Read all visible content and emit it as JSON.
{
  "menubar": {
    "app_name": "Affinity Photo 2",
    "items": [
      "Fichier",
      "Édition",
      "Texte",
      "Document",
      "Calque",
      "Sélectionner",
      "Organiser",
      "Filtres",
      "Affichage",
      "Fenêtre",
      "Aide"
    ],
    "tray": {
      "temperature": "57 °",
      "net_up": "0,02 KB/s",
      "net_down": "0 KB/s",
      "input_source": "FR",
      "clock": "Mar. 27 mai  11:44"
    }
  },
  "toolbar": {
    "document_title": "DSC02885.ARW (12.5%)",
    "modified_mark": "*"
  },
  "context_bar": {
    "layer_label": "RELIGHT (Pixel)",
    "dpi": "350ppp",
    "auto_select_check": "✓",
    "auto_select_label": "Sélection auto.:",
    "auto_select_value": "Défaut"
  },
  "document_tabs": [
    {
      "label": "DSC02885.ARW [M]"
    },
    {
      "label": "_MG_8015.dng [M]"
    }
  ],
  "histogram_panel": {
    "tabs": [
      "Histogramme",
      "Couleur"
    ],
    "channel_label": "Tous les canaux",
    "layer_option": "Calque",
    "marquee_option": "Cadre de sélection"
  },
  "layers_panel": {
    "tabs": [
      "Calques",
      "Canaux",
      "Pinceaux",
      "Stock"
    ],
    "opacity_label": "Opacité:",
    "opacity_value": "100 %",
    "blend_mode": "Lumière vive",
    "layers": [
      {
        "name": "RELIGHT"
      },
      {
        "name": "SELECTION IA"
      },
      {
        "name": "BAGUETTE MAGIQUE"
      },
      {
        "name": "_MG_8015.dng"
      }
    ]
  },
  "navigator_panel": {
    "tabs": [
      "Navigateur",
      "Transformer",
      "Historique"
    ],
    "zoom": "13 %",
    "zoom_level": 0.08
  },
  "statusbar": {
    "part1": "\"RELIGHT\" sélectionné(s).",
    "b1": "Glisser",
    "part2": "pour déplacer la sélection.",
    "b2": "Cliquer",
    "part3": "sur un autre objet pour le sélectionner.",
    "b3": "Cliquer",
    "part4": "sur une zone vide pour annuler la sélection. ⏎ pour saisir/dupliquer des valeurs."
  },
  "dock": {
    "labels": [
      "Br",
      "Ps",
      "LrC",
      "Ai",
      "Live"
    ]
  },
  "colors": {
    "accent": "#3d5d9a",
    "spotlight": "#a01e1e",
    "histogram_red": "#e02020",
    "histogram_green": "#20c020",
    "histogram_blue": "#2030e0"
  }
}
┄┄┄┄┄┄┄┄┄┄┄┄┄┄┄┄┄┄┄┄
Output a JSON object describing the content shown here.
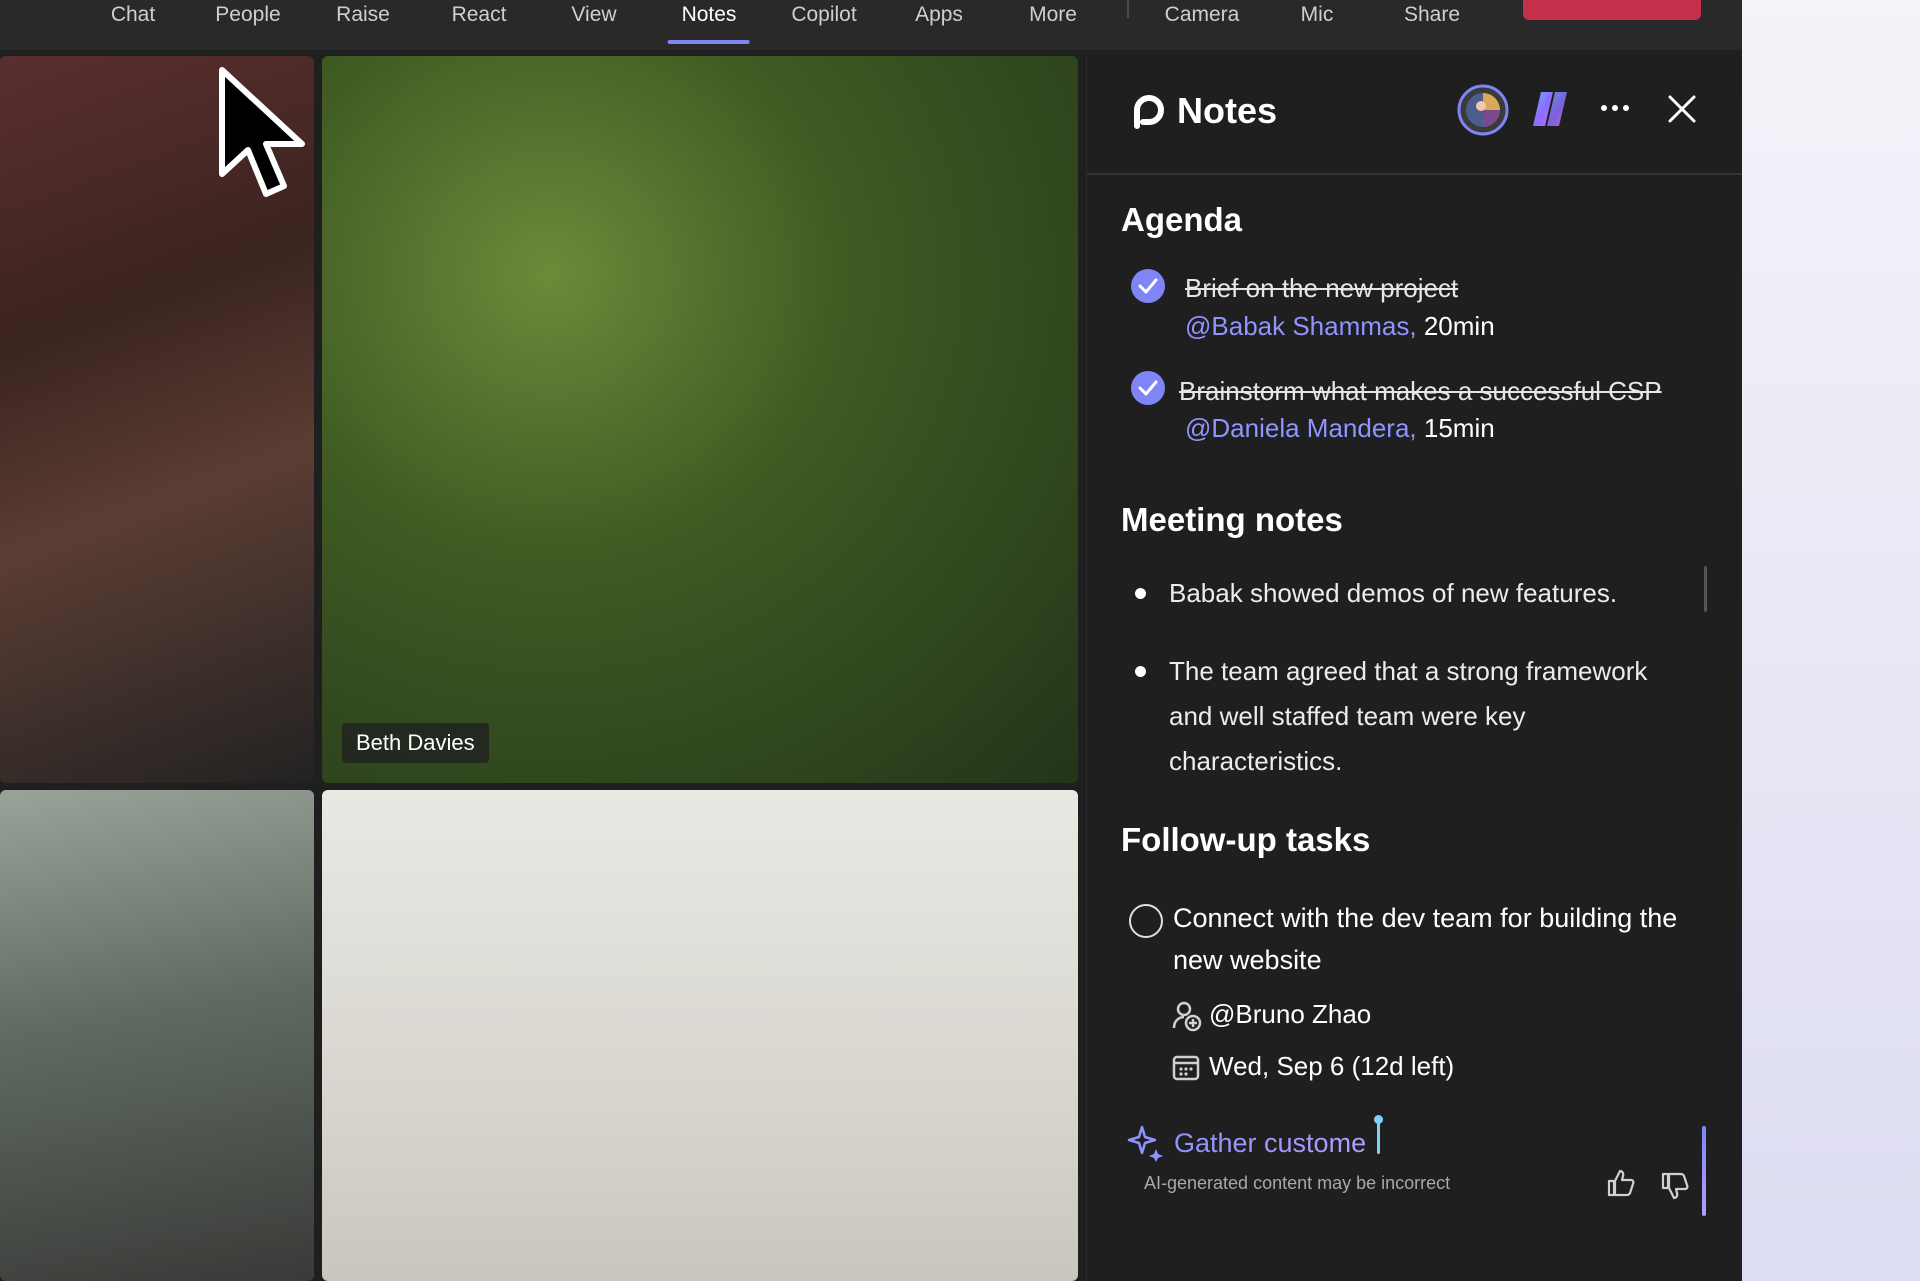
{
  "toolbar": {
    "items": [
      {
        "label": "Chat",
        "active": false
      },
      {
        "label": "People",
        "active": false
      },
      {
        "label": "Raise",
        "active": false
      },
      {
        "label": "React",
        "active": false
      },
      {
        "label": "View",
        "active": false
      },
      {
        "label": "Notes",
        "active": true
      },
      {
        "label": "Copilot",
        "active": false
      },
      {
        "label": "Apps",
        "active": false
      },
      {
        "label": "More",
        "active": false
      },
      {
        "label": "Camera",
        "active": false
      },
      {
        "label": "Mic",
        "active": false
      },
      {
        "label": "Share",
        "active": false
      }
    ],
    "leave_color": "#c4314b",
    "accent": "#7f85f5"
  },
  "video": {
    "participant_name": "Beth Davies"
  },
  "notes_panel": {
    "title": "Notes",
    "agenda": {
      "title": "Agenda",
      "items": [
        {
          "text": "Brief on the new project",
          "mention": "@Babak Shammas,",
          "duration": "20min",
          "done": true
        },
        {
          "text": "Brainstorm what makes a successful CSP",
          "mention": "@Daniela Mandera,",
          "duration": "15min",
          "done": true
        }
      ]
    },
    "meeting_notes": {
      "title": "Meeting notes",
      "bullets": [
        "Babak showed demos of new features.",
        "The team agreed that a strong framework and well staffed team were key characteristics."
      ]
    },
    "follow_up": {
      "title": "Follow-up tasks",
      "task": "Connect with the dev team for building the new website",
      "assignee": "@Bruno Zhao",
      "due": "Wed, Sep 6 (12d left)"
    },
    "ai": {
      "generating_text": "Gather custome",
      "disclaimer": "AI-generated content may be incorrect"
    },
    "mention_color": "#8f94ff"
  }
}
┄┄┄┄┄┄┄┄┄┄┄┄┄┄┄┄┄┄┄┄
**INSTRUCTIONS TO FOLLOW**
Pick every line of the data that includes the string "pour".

**EXERCISE ANSWER**
    "part2": "pour déplacer la sélection.",
    "part3": "sur un autre objet pour le sélectionner.",
    "part4": "sur une zone vide pour annuler la sélection. ⏎ pour saisir/dupliquer des valeurs."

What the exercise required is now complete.